Sometimes, I find some record that’s an unknown mind-blowing holy-grail loner basement butt blast. Between those are tens of thousands of boring average records. If there’s one thing I’ve learned from years of semi-successful record collecting, it’s to be yourself.
You may get some temporary success by attempting to cash in on popular styles of music. Your career will be at best a footnote in the great dollar bin of history, though. If you don’t believe me, ask Mitch. Be unique, work hard to express your vision and yours alone. If you don’t think you have the skill to execute your vision, your drive and inspiration will count. Even if it’s decades after you’ve forgotten about recording it in the first place.
It’s definitely difficult to see the value of records in the database that nobody has and nobody wants. There is value, though, it’s somewhat more abstract. What about lowly school band or church choir records? Those have recording studios, mastering engineers, and sometimes even notable session musicians. There’s only been so many vinyl pressing plants in the world. Joe Sixpack’s love ballads were pressed alongside Frank Sinatra or The Kinks. Unknown diamonds exist. Stuff like Star Trek actor Jonathan Frakes’ school marching band record, or comedienne Wanda Sykes’ college gospel choir record, or early artwork by cartoonist Garry Trudeau.

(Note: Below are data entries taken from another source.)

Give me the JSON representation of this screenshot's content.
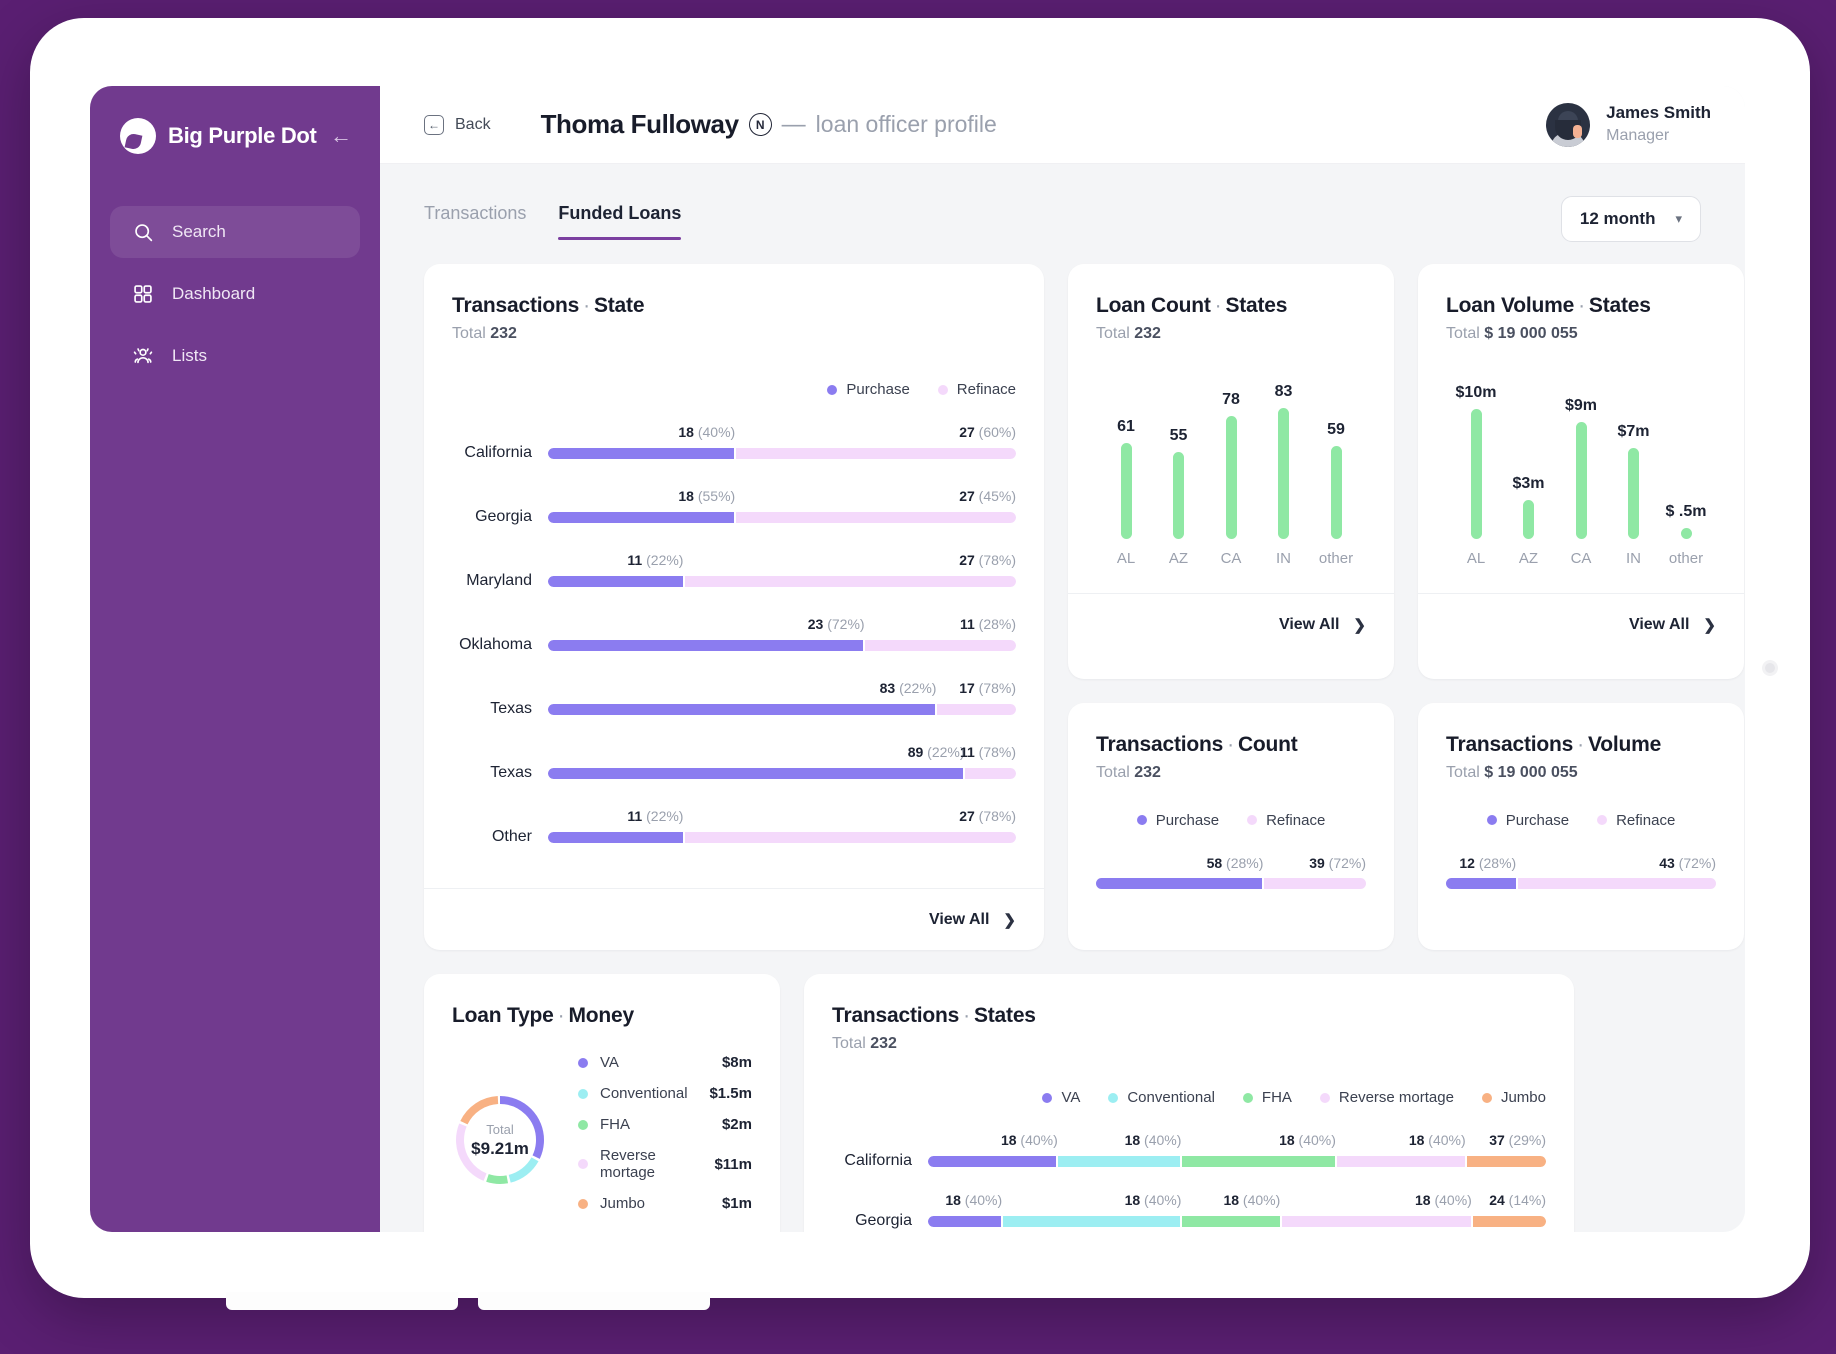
{
  "sidebar": {
    "brand": "Big Purple Dot",
    "collapse_icon": "arrow-left-icon",
    "items": [
      {
        "label": "Search",
        "icon": "search-icon",
        "active": true
      },
      {
        "label": "Dashboard",
        "icon": "grid-icon",
        "active": false
      },
      {
        "label": "Lists",
        "icon": "people-icon",
        "active": false
      }
    ]
  },
  "topbar": {
    "back_label": "Back",
    "back_icon": "arrow-left-circle-icon",
    "profile_name": "Thoma Fulloway",
    "profile_badge": "N",
    "dash": "—",
    "profile_subtitle": "loan officer profile",
    "user_name": "James Smith",
    "user_role": "Manager"
  },
  "tabs": [
    {
      "label": "Transactions",
      "active": false
    },
    {
      "label": "Funded Loans",
      "active": true
    }
  ],
  "period": {
    "label": "12 month",
    "icon": "chevron-down-icon"
  },
  "view_all": "View All",
  "total_label": "Total",
  "colors": {
    "purchase": "#8b7cf0",
    "refinance": "#f4d9fb",
    "green": "#8fe8a4",
    "va": "#8b7cf0",
    "conventional": "#9ceef2",
    "fha": "#8fe8a4",
    "reverse": "#f4d9fb",
    "jumbo": "#f8b183",
    "accent": "#7b3fa0",
    "sidebar": "#713a8e"
  },
  "chart_data": [
    {
      "id": "transactions-state",
      "type": "bar",
      "title_primary": "Transactions",
      "title_secondary": "State",
      "total": "232",
      "legend": [
        {
          "name": "Purchase",
          "color": "#8b7cf0"
        },
        {
          "name": "Refinace",
          "color": "#f4d9fb"
        }
      ],
      "categories": [
        "California",
        "Georgia",
        "Maryland",
        "Oklahoma",
        "Texas",
        "Texas",
        "Other"
      ],
      "rows": [
        {
          "name": "California",
          "segments": [
            {
              "value": 18,
              "pct": 40,
              "label": "18",
              "pct_label": "(40%)",
              "color": "#8b7cf0"
            },
            {
              "value": 27,
              "pct": 60,
              "label": "27",
              "pct_label": "(60%)",
              "color": "#f4d9fb"
            }
          ]
        },
        {
          "name": "Georgia",
          "segments": [
            {
              "value": 18,
              "pct": 55,
              "label": "18",
              "pct_label": "(55%)",
              "color": "#8b7cf0"
            },
            {
              "value": 27,
              "pct": 45,
              "label": "27",
              "pct_label": "(45%)",
              "color": "#f4d9fb"
            }
          ]
        },
        {
          "name": "Maryland",
          "segments": [
            {
              "value": 11,
              "pct": 22,
              "label": "11",
              "pct_label": "(22%)",
              "color": "#8b7cf0"
            },
            {
              "value": 27,
              "pct": 78,
              "label": "27",
              "pct_label": "(78%)",
              "color": "#f4d9fb"
            }
          ]
        },
        {
          "name": "Oklahoma",
          "segments": [
            {
              "value": 23,
              "pct": 72,
              "label": "23",
              "pct_label": "(72%)",
              "color": "#8b7cf0"
            },
            {
              "value": 11,
              "pct": 28,
              "label": "11",
              "pct_label": "(28%)",
              "color": "#f4d9fb"
            }
          ]
        },
        {
          "name": "Texas",
          "segments": [
            {
              "value": 83,
              "pct": 22,
              "label": "83",
              "pct_label": "(22%)",
              "color": "#8b7cf0"
            },
            {
              "value": 17,
              "pct": 78,
              "label": "17",
              "pct_label": "(78%)",
              "color": "#f4d9fb"
            }
          ]
        },
        {
          "name": "Texas",
          "segments": [
            {
              "value": 89,
              "pct": 22,
              "label": "89",
              "pct_label": "(22%)",
              "color": "#8b7cf0"
            },
            {
              "value": 11,
              "pct": 78,
              "label": "11",
              "pct_label": "(78%)",
              "color": "#f4d9fb"
            }
          ]
        },
        {
          "name": "Other",
          "segments": [
            {
              "value": 11,
              "pct": 22,
              "label": "11",
              "pct_label": "(22%)",
              "color": "#8b7cf0"
            },
            {
              "value": 27,
              "pct": 78,
              "label": "27",
              "pct_label": "(78%)",
              "color": "#f4d9fb"
            }
          ]
        }
      ]
    },
    {
      "id": "loan-count-states",
      "type": "bar",
      "title_primary": "Loan Count",
      "title_secondary": "States",
      "total": "232",
      "categories": [
        "AL",
        "AZ",
        "CA",
        "IN",
        "other"
      ],
      "values": [
        61,
        55,
        78,
        83,
        59
      ],
      "value_labels": [
        "61",
        "55",
        "78",
        "83",
        "59"
      ],
      "ylim": [
        0,
        95
      ],
      "color": "#8fe8a4"
    },
    {
      "id": "loan-volume-states",
      "type": "bar",
      "title_primary": "Loan Volume",
      "title_secondary": "States",
      "total": "$ 19 000 055",
      "categories": [
        "AL",
        "AZ",
        "CA",
        "IN",
        "other"
      ],
      "values": [
        10,
        3,
        9,
        7,
        0.5
      ],
      "value_labels": [
        "$10m",
        "$3m",
        "$9m",
        "$7m",
        "$ .5m"
      ],
      "ylim": [
        0,
        11.5
      ],
      "color": "#8fe8a4"
    },
    {
      "id": "transactions-count",
      "type": "bar",
      "title_primary": "Transactions",
      "title_secondary": "Count",
      "total": "232",
      "legend": [
        {
          "name": "Purchase",
          "color": "#8b7cf0"
        },
        {
          "name": "Refinace",
          "color": "#f4d9fb"
        }
      ],
      "segments": [
        {
          "value": 58,
          "pct": 28,
          "label": "58",
          "pct_label": "(28%)",
          "color": "#8b7cf0",
          "width_pct": 62
        },
        {
          "value": 39,
          "pct": 72,
          "label": "39",
          "pct_label": "(72%)",
          "color": "#f4d9fb",
          "width_pct": 38
        }
      ]
    },
    {
      "id": "transactions-volume",
      "type": "bar",
      "title_primary": "Transactions",
      "title_secondary": "Volume",
      "total": "$ 19 000 055",
      "legend": [
        {
          "name": "Purchase",
          "color": "#8b7cf0"
        },
        {
          "name": "Refinace",
          "color": "#f4d9fb"
        }
      ],
      "segments": [
        {
          "value": 12,
          "pct": 28,
          "label": "12",
          "pct_label": "(28%)",
          "color": "#8b7cf0",
          "width_pct": 26
        },
        {
          "value": 43,
          "pct": 72,
          "label": "43",
          "pct_label": "(72%)",
          "color": "#f4d9fb",
          "width_pct": 74
        }
      ]
    },
    {
      "id": "loan-type-money",
      "type": "pie",
      "title_primary": "Loan Type",
      "title_secondary": "Money",
      "center_label": "Total",
      "center_value": "$9.21m",
      "labels": [
        "VA",
        "Conventional",
        "FHA",
        "Reverse mortage",
        "Jumbo"
      ],
      "values": [
        8,
        1.5,
        2,
        11,
        1
      ],
      "value_labels": [
        "$8m",
        "$1.5m",
        "$2m",
        "$11m",
        "$1m"
      ],
      "colors": [
        "#8b7cf0",
        "#9ceef2",
        "#8fe8a4",
        "#f4d9fb",
        "#f8b183"
      ],
      "slice_pcts": [
        33,
        14,
        9,
        26,
        18
      ]
    },
    {
      "id": "transactions-states",
      "type": "bar",
      "title_primary": "Transactions",
      "title_secondary": "States",
      "total": "232",
      "legend": [
        {
          "name": "VA",
          "color": "#8b7cf0"
        },
        {
          "name": "Conventional",
          "color": "#9ceef2"
        },
        {
          "name": "FHA",
          "color": "#8fe8a4"
        },
        {
          "name": "Reverse mortage",
          "color": "#f4d9fb"
        },
        {
          "name": "Jumbo",
          "color": "#f8b183"
        }
      ],
      "rows": [
        {
          "name": "California",
          "segments": [
            {
              "label": "18",
              "pct_label": "(40%)",
              "color": "#8b7cf0",
              "width_pct": 21
            },
            {
              "label": "18",
              "pct_label": "(40%)",
              "color": "#9ceef2",
              "width_pct": 20
            },
            {
              "label": "18",
              "pct_label": "(40%)",
              "color": "#8fe8a4",
              "width_pct": 25
            },
            {
              "label": "18",
              "pct_label": "(40%)",
              "color": "#f4d9fb",
              "width_pct": 21
            },
            {
              "label": "37",
              "pct_label": "(29%)",
              "color": "#f8b183",
              "width_pct": 13
            }
          ]
        },
        {
          "name": "Georgia",
          "segments": [
            {
              "label": "18",
              "pct_label": "(40%)",
              "color": "#8b7cf0",
              "width_pct": 12
            },
            {
              "label": "18",
              "pct_label": "(40%)",
              "color": "#9ceef2",
              "width_pct": 29
            },
            {
              "label": "18",
              "pct_label": "(40%)",
              "color": "#8fe8a4",
              "width_pct": 16
            },
            {
              "label": "18",
              "pct_label": "(40%)",
              "color": "#f4d9fb",
              "width_pct": 31
            },
            {
              "label": "24",
              "pct_label": "(14%)",
              "color": "#f8b183",
              "width_pct": 12
            }
          ]
        }
      ]
    }
  ]
}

At the end of the day, you won’t know if you don’t look. The internet won’t tell you everything cool that exists, because it doesn’t know everything. It’s especially easy in these days to rely on other people to say what’s good or not. Heck, I’m part of the problem by posting best of lists here every few weeks. Go out and go crate digging, go buy vinyl records or cds or tapes or whatever you can get for pennies on the dollar. Take risks and escape the mould.